How to find out the growth speed on feathers

I guess you have heard as a child that to estimate the age on a tree you can count the rings. More precisely you count one light and one dark ring and that forms one year. With feathers, it is quite similar, they have one light band and one dark (Fig. 1) together these forms under 24 hours.
Either you can decide how many days it takes for a feather to grow through counting these bars, or you can do what I have been doing, count the same amount of bars in the same feather region at each feather. Then compare every individual against each other to see if there are any difference between the speed of the feather growth.
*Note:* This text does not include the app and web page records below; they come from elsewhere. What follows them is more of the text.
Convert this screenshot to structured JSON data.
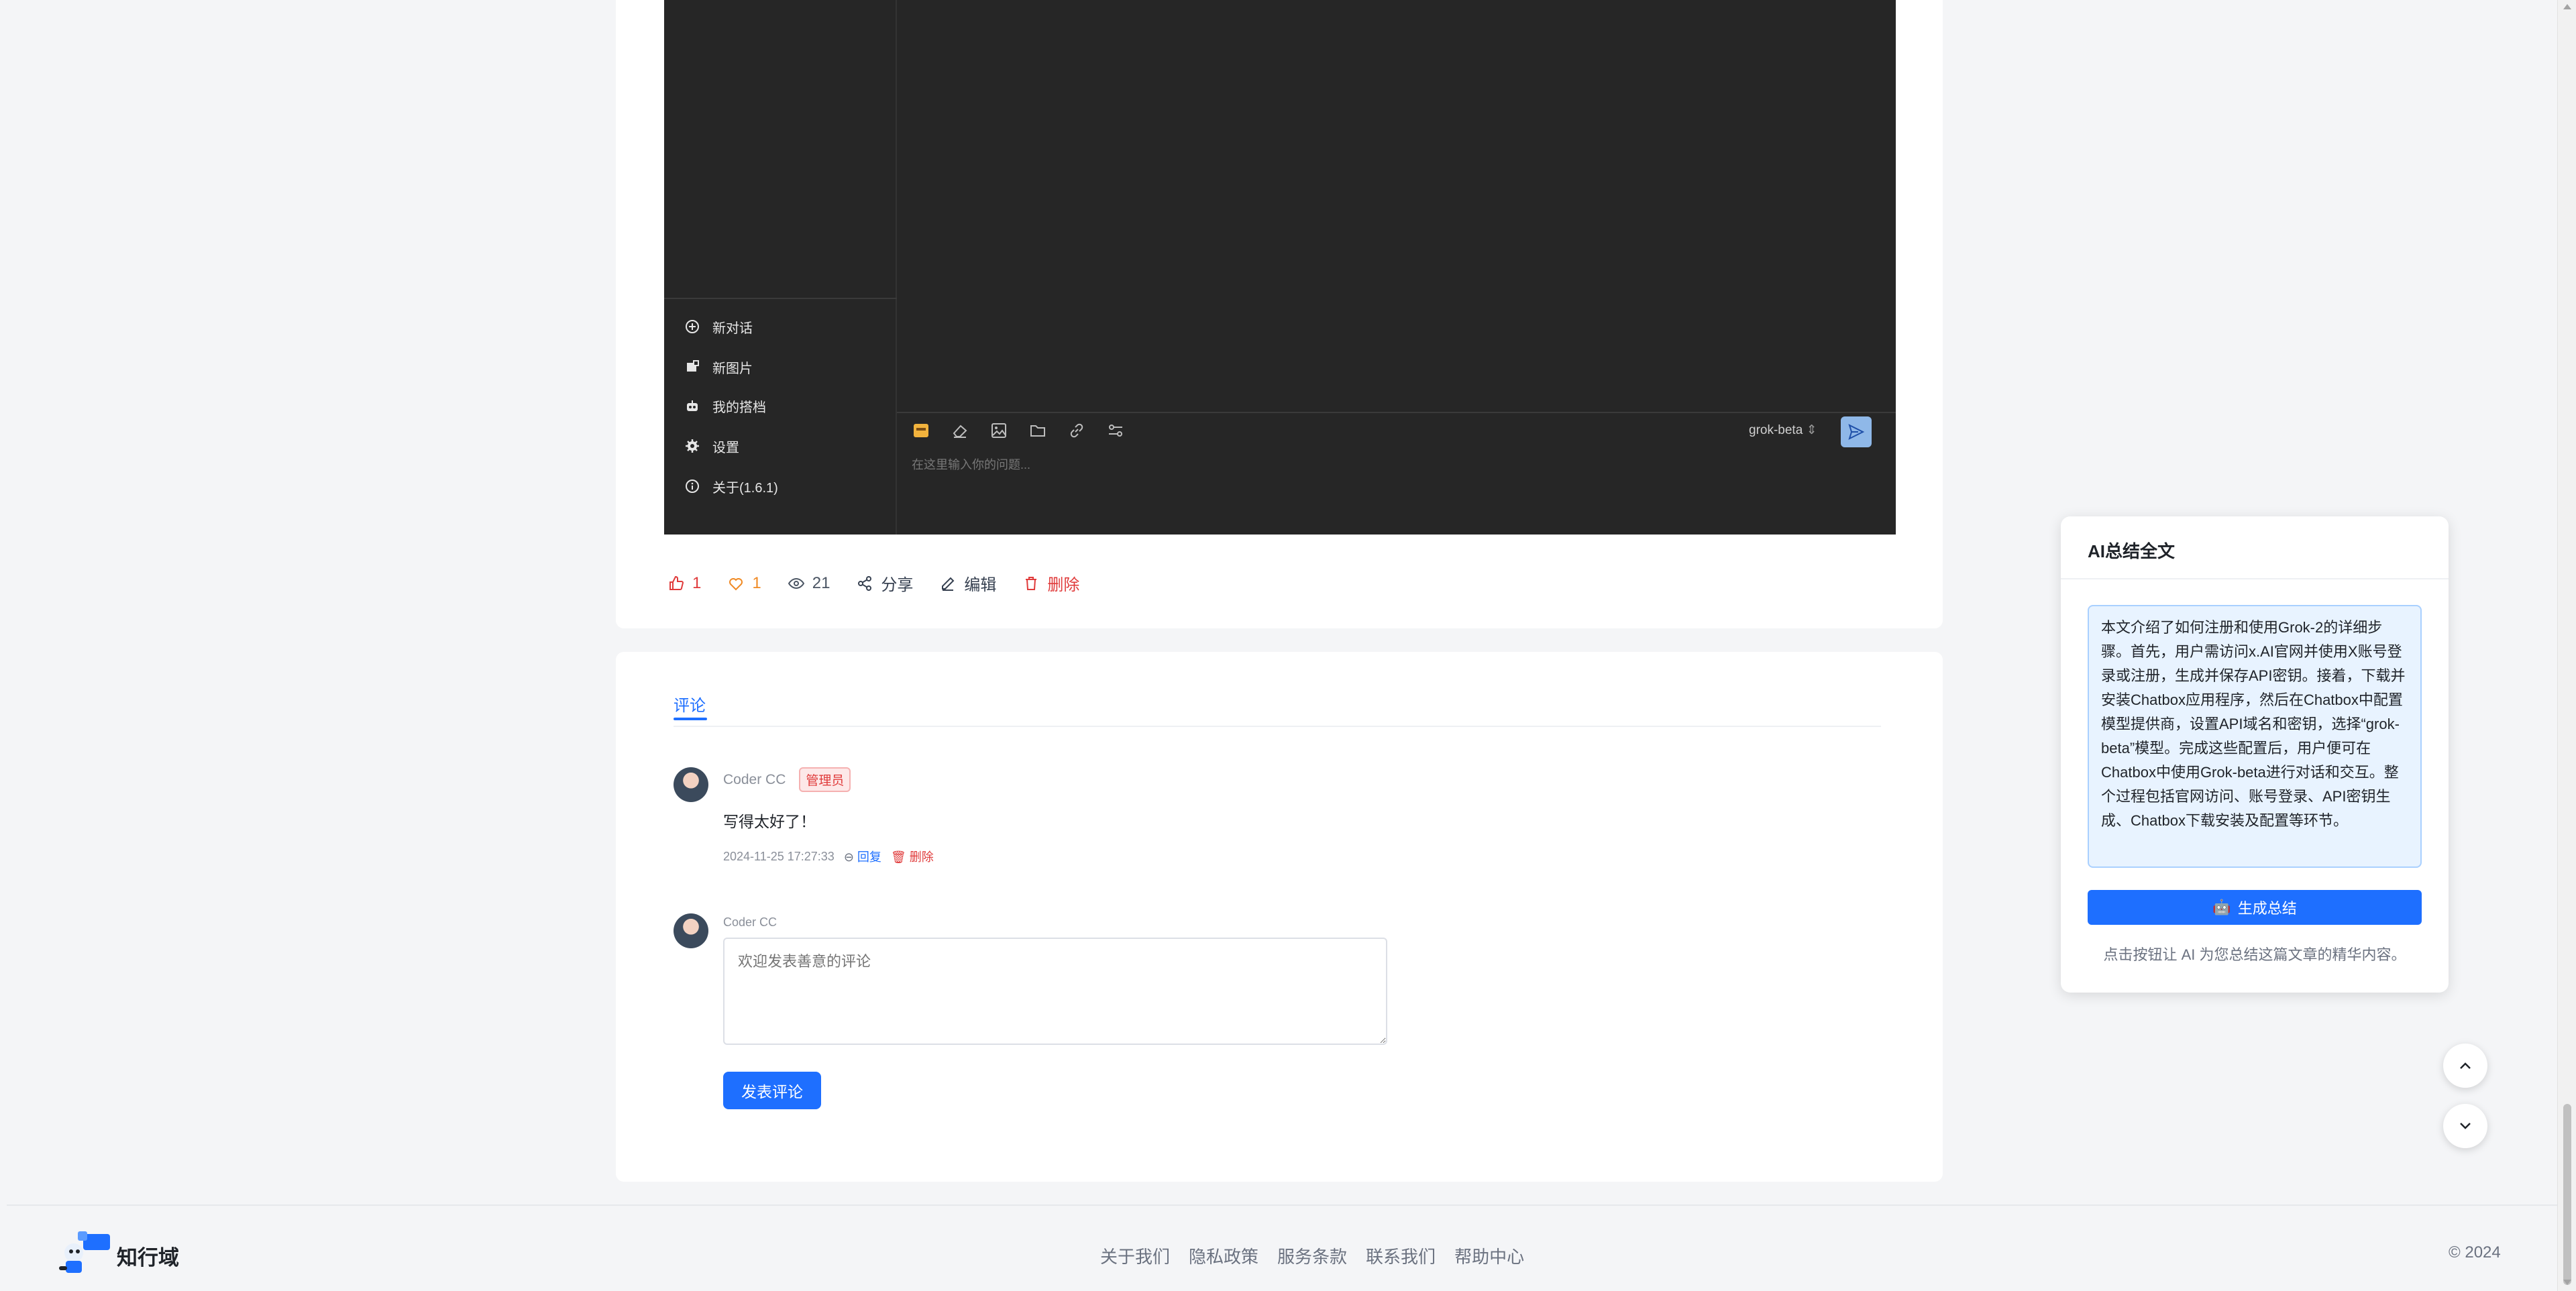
{
  "app_screenshot": {
    "menu": [
      {
        "label": "新对话",
        "icon": "plus-circle-icon"
      },
      {
        "label": "新图片",
        "icon": "image-new-icon"
      },
      {
        "label": "我的搭档",
        "icon": "robot-icon"
      },
      {
        "label": "设置",
        "icon": "gear-icon"
      },
      {
        "label": "关于(1.6.1)",
        "icon": "info-icon"
      }
    ],
    "model": "grok-beta",
    "input_placeholder": "在这里输入你的问题..."
  },
  "article_actions": {
    "likes": "1",
    "favorites": "1",
    "views": "21",
    "share_label": "分享",
    "edit_label": "编辑",
    "delete_label": "删除"
  },
  "comments": {
    "tab_label": "评论",
    "items": [
      {
        "author": "Coder CC",
        "badge": "管理员",
        "text": "写得太好了！",
        "time": "2024-11-25 17:27:33",
        "reply_label": "回复",
        "delete_label": "删除"
      }
    ],
    "composer": {
      "author": "Coder CC",
      "placeholder": "欢迎发表善意的评论",
      "submit_label": "发表评论"
    }
  },
  "ai_summary": {
    "title": "AI总结全文",
    "content": "本文介绍了如何注册和使用Grok-2的详细步骤。首先，用户需访问x.AI官网并使用X账号登录或注册，生成并保存API密钥。接着，下载并安装Chatbox应用程序，然后在Chatbox中配置模型提供商，设置API域名和密钥，选择“grok-beta”模型。完成这些配置后，用户便可在Chatbox中使用Grok-beta进行对话和交互。整个过程包括官网访问、账号登录、API密钥生成、Chatbox下载安装及配置等环节。",
    "button_label": "生成总结",
    "note": "点击按钮让 AI 为您总结这篇文章的精华内容。"
  },
  "footer": {
    "brand": "知行域",
    "links": [
      "关于我们",
      "隐私政策",
      "服务条款",
      "联系我们",
      "帮助中心"
    ],
    "copyright": "© 2024"
  },
  "colors": {
    "accent": "#1e6fff",
    "danger": "#e03b3b",
    "favorite": "#f08a24"
  }
}
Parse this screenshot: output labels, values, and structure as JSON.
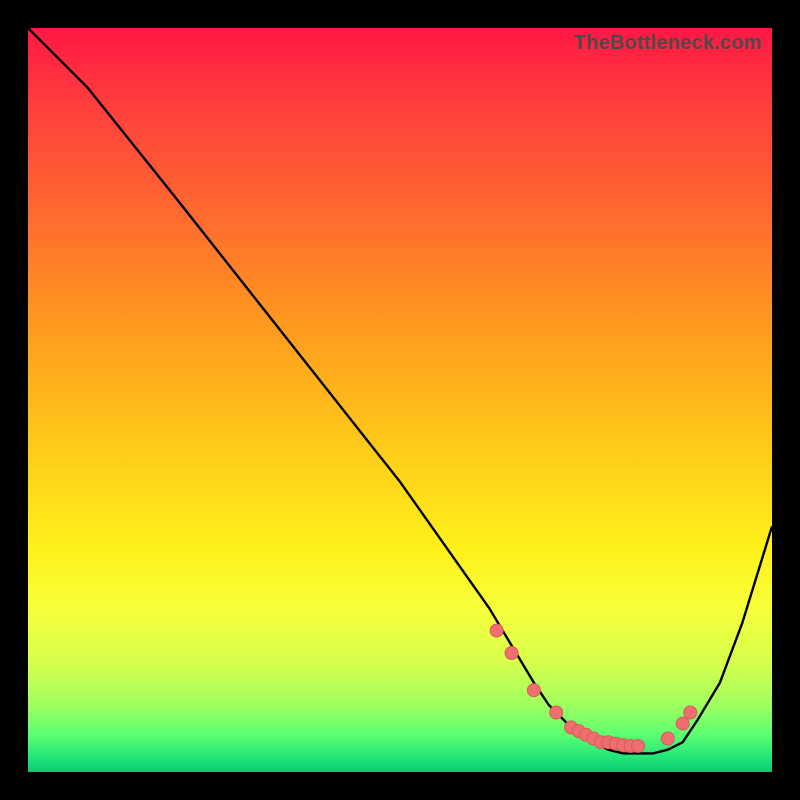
{
  "watermark": "TheBottleneck.com",
  "colors": {
    "background": "#000000",
    "curve_stroke": "#000000",
    "marker_fill": "#ef6f6f",
    "marker_stroke": "#d85a5a"
  },
  "chart_data": {
    "type": "line",
    "title": "",
    "xlabel": "",
    "ylabel": "",
    "xlim": [
      0,
      100
    ],
    "ylim": [
      0,
      100
    ],
    "series": [
      {
        "name": "bottleneck-curve",
        "x": [
          0,
          8,
          20,
          35,
          50,
          62,
          65,
          68,
          70,
          72,
          74,
          76,
          78,
          80,
          82,
          84,
          86,
          88,
          90,
          93,
          96,
          100
        ],
        "y": [
          100,
          92,
          77,
          58,
          39,
          22,
          17,
          12,
          9,
          7,
          5,
          4,
          3,
          2.5,
          2.5,
          2.5,
          3,
          4,
          7,
          12,
          20,
          33
        ]
      }
    ],
    "markers": {
      "name": "highlight-points",
      "x": [
        63,
        65,
        68,
        71,
        73,
        74,
        75,
        76,
        77,
        78,
        79,
        80,
        81,
        82,
        86,
        88,
        89
      ],
      "y": [
        19,
        16,
        11,
        8,
        6,
        5.5,
        5,
        4.5,
        4,
        4,
        3.8,
        3.6,
        3.5,
        3.5,
        4.5,
        6.5,
        8
      ]
    }
  }
}
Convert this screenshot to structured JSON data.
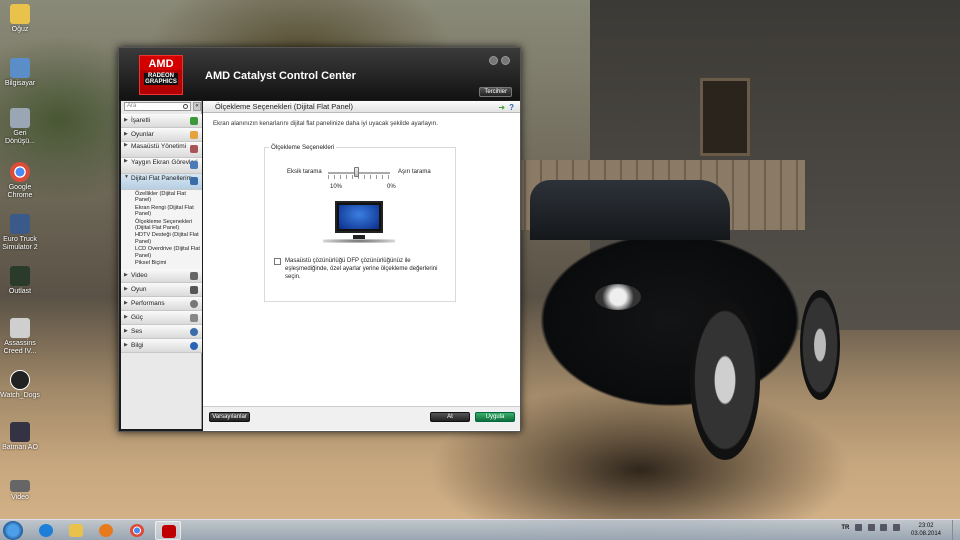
{
  "desktop": {
    "icons": [
      {
        "label": "Oğuz",
        "icon": "folder-icon",
        "color": "#e8c24a"
      },
      {
        "label": "Bilgisayar",
        "icon": "computer-icon",
        "color": "#5b8ec9"
      },
      {
        "label": "Geri Dönüşü...",
        "icon": "recycle-bin-icon",
        "color": "#9aa6b4"
      },
      {
        "label": "Google Chrome",
        "icon": "chrome-icon",
        "color": "#dd4b39"
      },
      {
        "label": "Euro Truck Simulator 2",
        "icon": "truck-icon",
        "color": "#3a5a8a"
      },
      {
        "label": "Outlast",
        "icon": "outlast-icon",
        "color": "#2b3b2b"
      },
      {
        "label": "Assassins Creed IV...",
        "icon": "assassins-creed-icon",
        "color": "#cfcfcf"
      },
      {
        "label": "Watch_Dogs",
        "icon": "watch-dogs-icon",
        "color": "#222222"
      },
      {
        "label": "Batman AO",
        "icon": "batman-icon",
        "color": "#333344"
      },
      {
        "label": "Video",
        "icon": "video-icon",
        "color": "#666666"
      }
    ]
  },
  "window": {
    "logo_amd": "AMD",
    "logo_radeon": "RADEON GRAPHICS",
    "title": "AMD Catalyst Control Center",
    "preferences_label": "Tercihler"
  },
  "sidebar": {
    "search_placeholder": "Ara",
    "collapse_label": "«",
    "items": [
      {
        "label": "İşaretli",
        "icon": "pin-icon",
        "color": "#3a9a3a"
      },
      {
        "label": "Oyunlar",
        "icon": "gamepad-icon",
        "color": "#e6a23c"
      },
      {
        "label": "Masaüstü Yönetimi",
        "icon": "desktop-manage-icon",
        "color": "#a55"
      },
      {
        "label": "Yaygın Ekran Görevleri",
        "icon": "display-tasks-icon",
        "color": "#4a7ab8"
      },
      {
        "label": "Dijital Flat Panellerim",
        "icon": "flat-panel-icon",
        "color": "#3a6ca8"
      }
    ],
    "subitems": [
      "Özellikler (Dijital Flat Panel)",
      "Ekran Rengi (Dijital Flat Panel)",
      "Ölçekleme Seçenekleri (Dijital Flat Panel)",
      "HDTV Desteği (Dijital Flat Panel)",
      "LCD Overdrive (Dijital Flat Panel)",
      "Piksel Biçimi"
    ],
    "bottom_items": [
      {
        "label": "Video",
        "icon": "video-camera-icon",
        "color": "#666"
      },
      {
        "label": "Oyun",
        "icon": "joystick-icon",
        "color": "#555"
      },
      {
        "label": "Performans",
        "icon": "gauge-icon",
        "color": "#777"
      },
      {
        "label": "Güç",
        "icon": "battery-icon",
        "color": "#888"
      },
      {
        "label": "Ses",
        "icon": "speaker-icon",
        "color": "#3a6ca8"
      },
      {
        "label": "Bilgi",
        "icon": "info-icon",
        "color": "#2a62b6"
      }
    ]
  },
  "content": {
    "title": "Ölçekleme Seçenekleri (Dijital Flat Panel)",
    "description": "Ekran alanınızın kenarlarını dijital flat panelinize daha iyi uyacak şekilde ayarlayın.",
    "group_title": "Ölçekleme Seçenekleri",
    "slider_left": "Eksik tarama",
    "slider_right": "Aşırı tarama",
    "value_left": "10%",
    "value_right": "0%",
    "checkbox_label": "Masaüstü çözünürlüğü DFP çözünürlüğünüz ile eşleşmediğinde, özel ayarlar yerine ölçekleme değerlerini seçin.",
    "checkbox_checked": false
  },
  "footer": {
    "defaults_label": "Varsayılanlar",
    "cancel_label": "At",
    "apply_label": "Uygula"
  },
  "taskbar": {
    "apps": [
      {
        "name": "internet-explorer-icon",
        "color": "#1e7fd8"
      },
      {
        "name": "file-explorer-icon",
        "color": "#e8c24a"
      },
      {
        "name": "media-player-icon",
        "color": "#e87a1e"
      },
      {
        "name": "chrome-icon",
        "color": "#dd4b39"
      },
      {
        "name": "amd-catalyst-icon",
        "color": "#c00000"
      }
    ],
    "language": "TR",
    "time": "23:02",
    "date": "03.08.2014"
  }
}
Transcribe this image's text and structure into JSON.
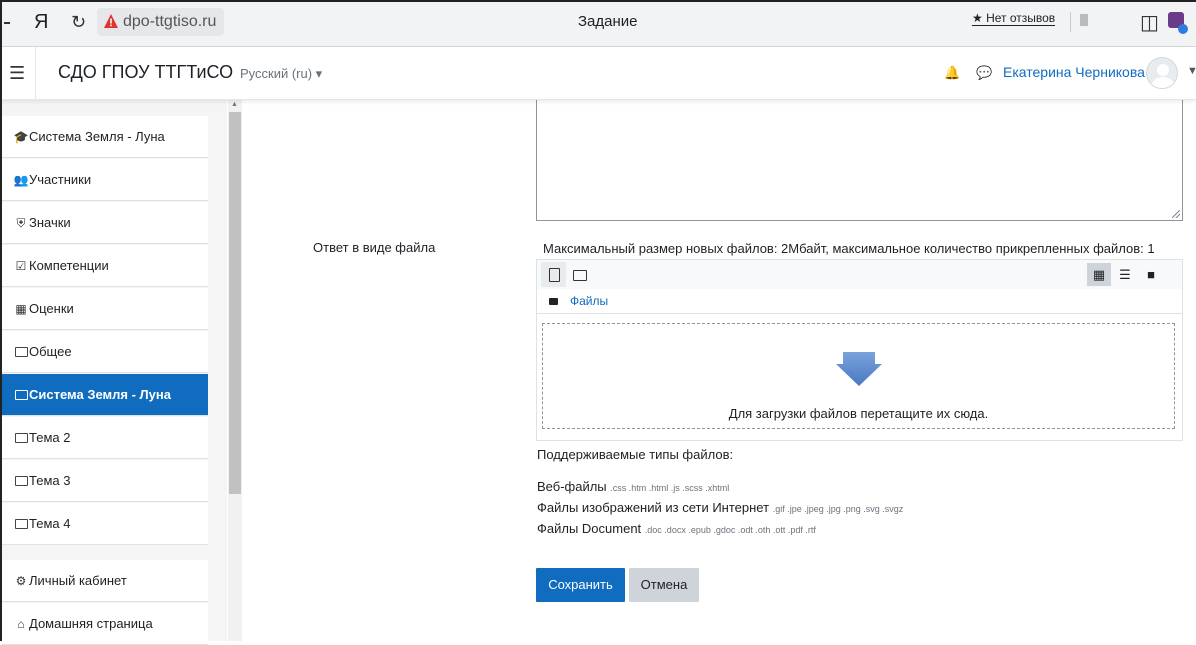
{
  "browser": {
    "logo": "Я",
    "reload_icon": "reload-icon",
    "url": "dpo-ttgtiso.ru",
    "tab_title": "Задание",
    "reviews": "★ Нет отзывов"
  },
  "navbar": {
    "site_name": "СДО ГПОУ ТТГТиСО",
    "language": "Русский (ru) ▾",
    "user_name": "Екатерина Черникова"
  },
  "sidebar": {
    "items": [
      {
        "label": "Система Земля - Луна",
        "icon": "graduation-cap-icon"
      },
      {
        "label": "Участники",
        "icon": "users-icon"
      },
      {
        "label": "Значки",
        "icon": "shield-icon"
      },
      {
        "label": "Компетенции",
        "icon": "checkbox-icon"
      },
      {
        "label": "Оценки",
        "icon": "table-icon"
      },
      {
        "label": "Общее",
        "icon": "folder-icon"
      },
      {
        "label": "Система Земля - Луна",
        "icon": "folder-icon",
        "active": true
      },
      {
        "label": "Тема 2",
        "icon": "folder-icon"
      },
      {
        "label": "Тема 3",
        "icon": "folder-icon"
      },
      {
        "label": "Тема 4",
        "icon": "folder-icon"
      },
      {
        "label": "Личный кабинет",
        "icon": "dashboard-icon"
      },
      {
        "label": "Домашняя страница",
        "icon": "home-icon"
      }
    ]
  },
  "form": {
    "file_label": "Ответ в виде файла",
    "max_size": "Максимальный размер новых файлов: 2Мбайт, максимальное количество прикрепленных файлов: 1",
    "path_label": "Файлы",
    "drop_text": "Для загрузки файлов перетащите их сюда.",
    "types_title": "Поддерживаемые типы файлов:",
    "types": [
      {
        "name": "Веб-файлы",
        "ext": ".css .htm .html .js .scss .xhtml"
      },
      {
        "name": "Файлы изображений из сети Интернет",
        "ext": ".gif .jpe .jpeg .jpg .png .svg .svgz"
      },
      {
        "name": "Файлы Document",
        "ext": ".doc .docx .epub .gdoc .odt .oth .ott .pdf .rtf"
      }
    ],
    "save_label": "Сохранить",
    "cancel_label": "Отмена"
  },
  "colors": {
    "primary": "#0f6cbf",
    "sidebar_bg": "#f5f5f5",
    "secondary_btn": "#ced4da"
  }
}
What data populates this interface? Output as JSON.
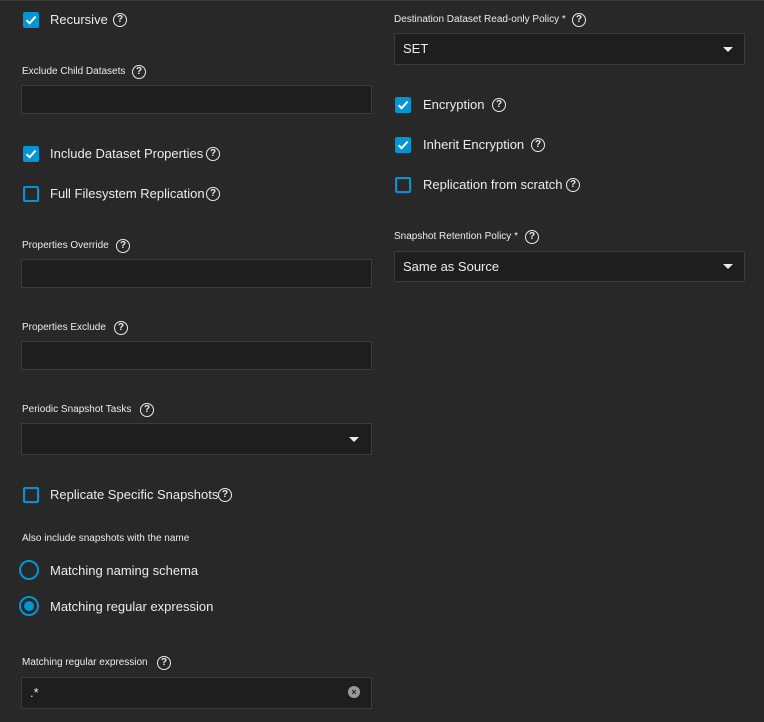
{
  "left": {
    "recursive": {
      "label": "Recursive",
      "checked": true
    },
    "exclude_child_datasets": {
      "label": "Exclude Child Datasets",
      "value": ""
    },
    "include_dataset_properties": {
      "label": "Include Dataset Properties",
      "checked": true
    },
    "full_filesystem_replication": {
      "label": "Full Filesystem Replication",
      "checked": false
    },
    "properties_override": {
      "label": "Properties Override",
      "value": ""
    },
    "properties_exclude": {
      "label": "Properties Exclude",
      "value": ""
    },
    "periodic_snapshot_tasks": {
      "label": "Periodic Snapshot Tasks",
      "value": ""
    },
    "replicate_specific_snapshots": {
      "label": "Replicate Specific Snapshots",
      "checked": false
    },
    "also_include": {
      "label": "Also include snapshots with the name",
      "options": [
        {
          "label": "Matching naming schema",
          "selected": false
        },
        {
          "label": "Matching regular expression",
          "selected": true
        }
      ]
    },
    "matching_regex": {
      "label": "Matching regular expression",
      "value": ".*"
    }
  },
  "right": {
    "readonly_policy": {
      "label": "Destination Dataset Read-only Policy",
      "required": "*",
      "value": "SET"
    },
    "encryption": {
      "label": "Encryption",
      "checked": true
    },
    "inherit_encryption": {
      "label": "Inherit Encryption",
      "checked": true
    },
    "replication_from_scratch": {
      "label": "Replication from scratch",
      "checked": false
    },
    "retention_policy": {
      "label": "Snapshot Retention Policy",
      "required": "*",
      "value": "Same as Source"
    }
  },
  "icons": {
    "help": "help-circle-icon",
    "check": "checkmark-icon",
    "caret": "caret-down-icon",
    "clear": "clear-icon"
  },
  "colors": {
    "background": "#282828",
    "accent": "#0095d5",
    "field_bg": "#1e1e1e",
    "text": "#ececec"
  }
}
This is an important study since it could be an easy biomarker for birds “health status” related to nutritional stress.

Humans are no threat to feather growth

Luckily I have found out that the great tits do not get harmed in the urban environment with respect to feather growth. Possibly, this could be explained by the high food availability in the urban areas with high energy levels. Perhaps energy rich food is the most important thing for feather growth. Despite the lack of difference between urban/rural populations, two cities revealed to differ. Interestingly, these cities are within the same country, Sweden. Gothenburg’s and Malmö’s great tits differ from each other whereas the great tits in Gothenburg grows feathers faster. This could be due to sample size bias, human populations size or maybe pollutions.
According to my results, females are able to invest more in feather growth than males, which could be a sex difference thing such as size.
Rural great tits are heavier than urban great tits. Explanations could be that urban birds have a constant food source, meaning they do not need to have as much body fat, or sample bias.

In conclusion, there is no difference in feather growth between city and forest birds, which is positive! However, there is need for more research to find out if feathers can be used as biomarkers.

Supervisors: Hannah Watson, Caroline Isaksson
Degree Project 15 credits in Biology 2016
Department of Biology, Lund University (Less)
Please use this url to cite or link to this publication:
author
Winslott, Erica
supervisor
organization
course
BIOK01 20162
year
type
M2 - Bachelor Degree
subject
language
English
id
8901695
date added to LUP
2017-01-30 15:43:53
date last changed
2017-01-30 15:43:53
@misc{8901695,
  author       = {Winslott, Erica},
  language     = {eng},
  note         = {Student Paper},
  title        = {No difference in great tit (Parus major) feather growth in urban and rural locations},
  year         = {2017},
}